- Parajuli, Ranjan, Dalgaard, Tommy, Birkved, Morten
- The Science of the total environment 2018 v.619-620 pp. 127-143
- biogas, biorefining, body weight, calves, carbon dioxide, carbon footprint, consequential life cycle assessment, cows, crops, ecotoxicology, energy, energy use and consumption, environmental impact, eutrophication, farmers, farms, fossil fuels, freshwater, greenhouse gas emissions, greenhouse gases, methane production, soybean meal, swine, toxicity, wastes
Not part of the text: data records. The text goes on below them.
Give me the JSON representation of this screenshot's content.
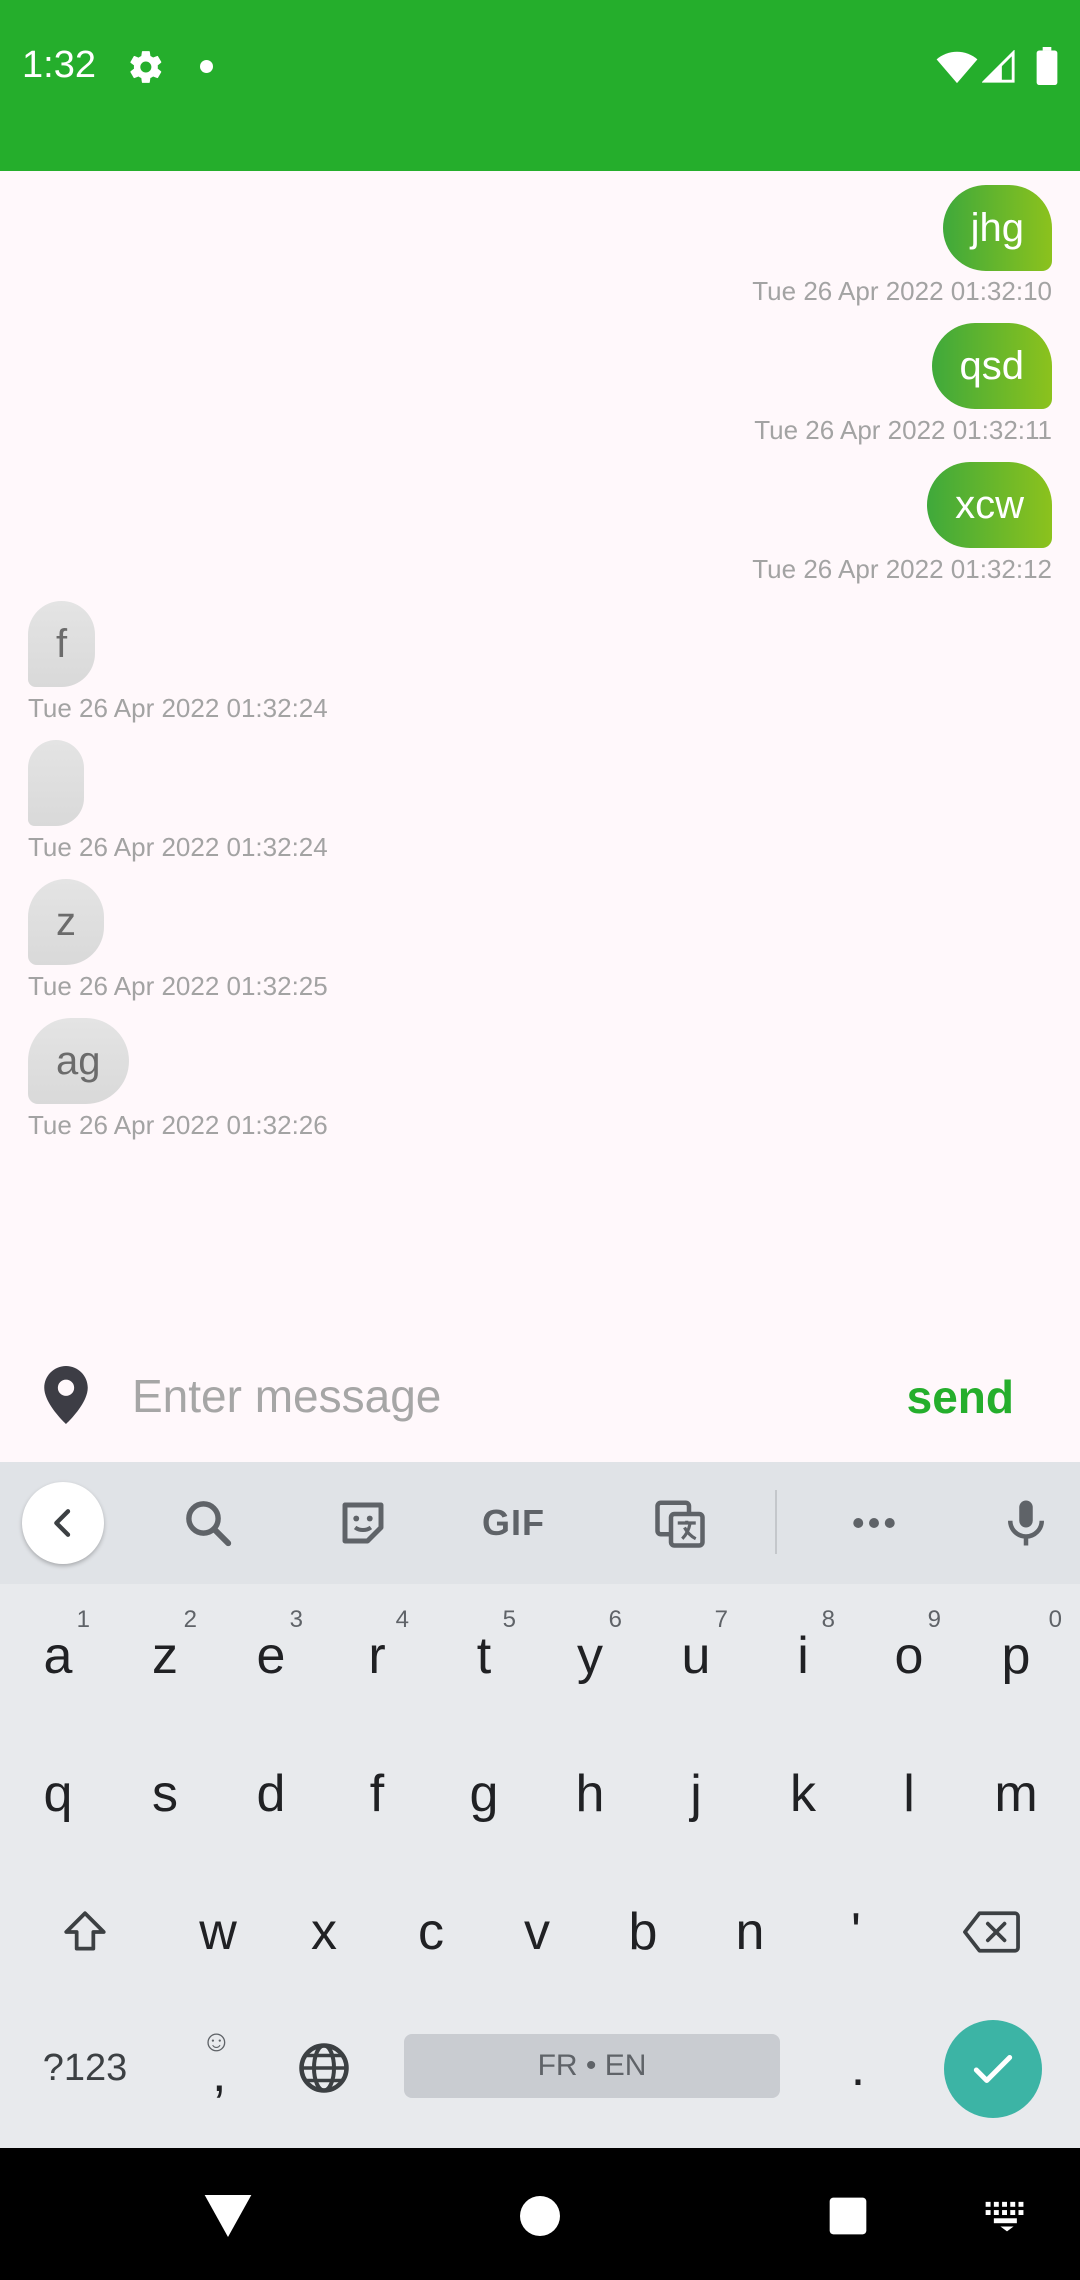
{
  "status_bar": {
    "time": "1:32",
    "icons": [
      "gear-icon",
      "notification-dot-icon",
      "wifi-icon",
      "signal-icon",
      "battery-icon"
    ],
    "color": "#25ae2c"
  },
  "messages": [
    {
      "direction": "out",
      "text": "jhg",
      "timestamp": "Tue 26 Apr 2022 01:32:10"
    },
    {
      "direction": "out",
      "text": "qsd",
      "timestamp": "Tue 26 Apr 2022 01:32:11"
    },
    {
      "direction": "out",
      "text": "xcw",
      "timestamp": "Tue 26 Apr 2022 01:32:12"
    },
    {
      "direction": "in",
      "text": "f",
      "timestamp": "Tue 26 Apr 2022 01:32:24"
    },
    {
      "direction": "in",
      "text": "",
      "timestamp": "Tue 26 Apr 2022 01:32:24"
    },
    {
      "direction": "in",
      "text": "z",
      "timestamp": "Tue 26 Apr 2022 01:32:25"
    },
    {
      "direction": "in",
      "text": "ag",
      "timestamp": "Tue 26 Apr 2022 01:32:26"
    }
  ],
  "composer": {
    "placeholder": "Enter message",
    "value": "",
    "send_label": "send",
    "location_icon": "location-pin-icon"
  },
  "keyboard": {
    "toolbar": {
      "back_icon": "chevron-left-icon",
      "search_icon": "search-icon",
      "sticker_icon": "sticker-icon",
      "gif_label": "GIF",
      "translate_icon": "translate-icon",
      "more_icon": "more-icon",
      "mic_icon": "microphone-icon"
    },
    "row1": [
      {
        "key": "a",
        "hint": "1"
      },
      {
        "key": "z",
        "hint": "2"
      },
      {
        "key": "e",
        "hint": "3"
      },
      {
        "key": "r",
        "hint": "4"
      },
      {
        "key": "t",
        "hint": "5"
      },
      {
        "key": "y",
        "hint": "6"
      },
      {
        "key": "u",
        "hint": "7"
      },
      {
        "key": "i",
        "hint": "8"
      },
      {
        "key": "o",
        "hint": "9"
      },
      {
        "key": "p",
        "hint": "0"
      }
    ],
    "row2": [
      "q",
      "s",
      "d",
      "f",
      "g",
      "h",
      "j",
      "k",
      "l",
      "m"
    ],
    "row3": [
      "w",
      "x",
      "c",
      "v",
      "b",
      "n",
      "'"
    ],
    "symbols_label": "?123",
    "comma_label": ",",
    "space_label": "FR • EN",
    "period_label": ".",
    "accent_color": "#3cb4a5"
  },
  "nav_bar": {
    "icons": [
      "back-triangle-icon",
      "home-circle-icon",
      "recents-square-icon",
      "keyboard-icon"
    ]
  }
}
- This study evaluates environmental impacts of an integrated mixed crop-livestock system with a green biorefinery (GBR). System integration included production of feed crops and green biomasses (Sys-I) to meet the demand of a livestock system (Sys-III) and to process green biomasses in a GBR system (Sys-II). Processing of grass-clover to produce feed protein was considered in Sys-II, particularly to substitute the imported soybean meal. Waste generated from the livestock and GBR systems were considered for the conversion to biomethane (Sys-IV). Digestate produced therefrom was assumed to be recirculated back to the farmers' field (Sys-I). A consequential approach of Life Cycle Assessment (LCA) method was used to evaluate the environmental impacts of a combined production of suckler cow calves (SCC) and Pigs, calculated in terms of their live weight (LW). The functional unit (FU) was a basket of two products “1kgLW-SCC+1kgLW-Pigs”, produced at the farm gate. Results obtained per FU were: 19.6kg CO2 eq for carbon footprint; 0.11kg PO4 eq for eutrophication potential, −129MJ eq for non-renewable energy use and −3.9 comparative toxicity units (CTUe) for potential freshwater ecotoxicity. Environmental impact, e.g. greenhouse gas (GHG) emission was primarily due to (i) N2O emission and diesel consumption within Sys-I, (ii) energy input to Sys-II, III and IV, and (iii) methane emission from Sys-III and Sys-IV. Specifically, integrating GBR with the mixed crop-livestock system contributed 4% of the GHG emissions, whilst its products credited 7% of the total impact. Synergies among the different sub-systems showed positive environmental gains for the selected main products. The main effects of the system integration were in the reductions of GHG emissions, fossil fuel consumption, eutrophication potential and freshwater ecotoxicity, compared to a conventional mixed crop-livestock system, without the biogas conversion facility and the GBR.